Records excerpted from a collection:
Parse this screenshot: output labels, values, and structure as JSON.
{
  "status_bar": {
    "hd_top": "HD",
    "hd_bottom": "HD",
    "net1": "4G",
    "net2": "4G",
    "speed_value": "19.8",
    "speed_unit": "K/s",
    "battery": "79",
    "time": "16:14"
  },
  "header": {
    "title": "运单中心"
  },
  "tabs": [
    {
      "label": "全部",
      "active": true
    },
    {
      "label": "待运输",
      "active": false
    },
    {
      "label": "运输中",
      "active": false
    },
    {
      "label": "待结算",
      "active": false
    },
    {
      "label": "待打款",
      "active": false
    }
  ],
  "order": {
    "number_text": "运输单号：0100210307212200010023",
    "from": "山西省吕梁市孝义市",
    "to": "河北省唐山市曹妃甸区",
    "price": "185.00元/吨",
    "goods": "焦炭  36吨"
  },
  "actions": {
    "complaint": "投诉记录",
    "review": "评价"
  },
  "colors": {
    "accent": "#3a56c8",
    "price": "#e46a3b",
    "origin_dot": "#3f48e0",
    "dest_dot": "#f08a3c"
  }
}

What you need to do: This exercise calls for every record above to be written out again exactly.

Solution to this exercise:
Parse this screenshot: output labels, values, and structure as JSON.
{
  "status_bar": {
    "hd_top": "HD",
    "hd_bottom": "HD",
    "net1": "4G",
    "net2": "4G",
    "speed_value": "19.8",
    "speed_unit": "K/s",
    "battery": "79",
    "time": "16:14"
  },
  "header": {
    "title": "运单中心"
  },
  "tabs": [
    {
      "label": "全部",
      "active": true
    },
    {
      "label": "待运输",
      "active": false
    },
    {
      "label": "运输中",
      "active": false
    },
    {
      "label": "待结算",
      "active": false
    },
    {
      "label": "待打款",
      "active": false
    }
  ],
  "order": {
    "number_text": "运输单号：0100210307212200010023",
    "from": "山西省吕梁市孝义市",
    "to": "河北省唐山市曹妃甸区",
    "price": "185.00元/吨",
    "goods": "焦炭  36吨"
  },
  "actions": {
    "complaint": "投诉记录",
    "review": "评价"
  },
  "colors": {
    "accent": "#3a56c8",
    "price": "#e46a3b",
    "origin_dot": "#3f48e0",
    "dest_dot": "#f08a3c"
  }
}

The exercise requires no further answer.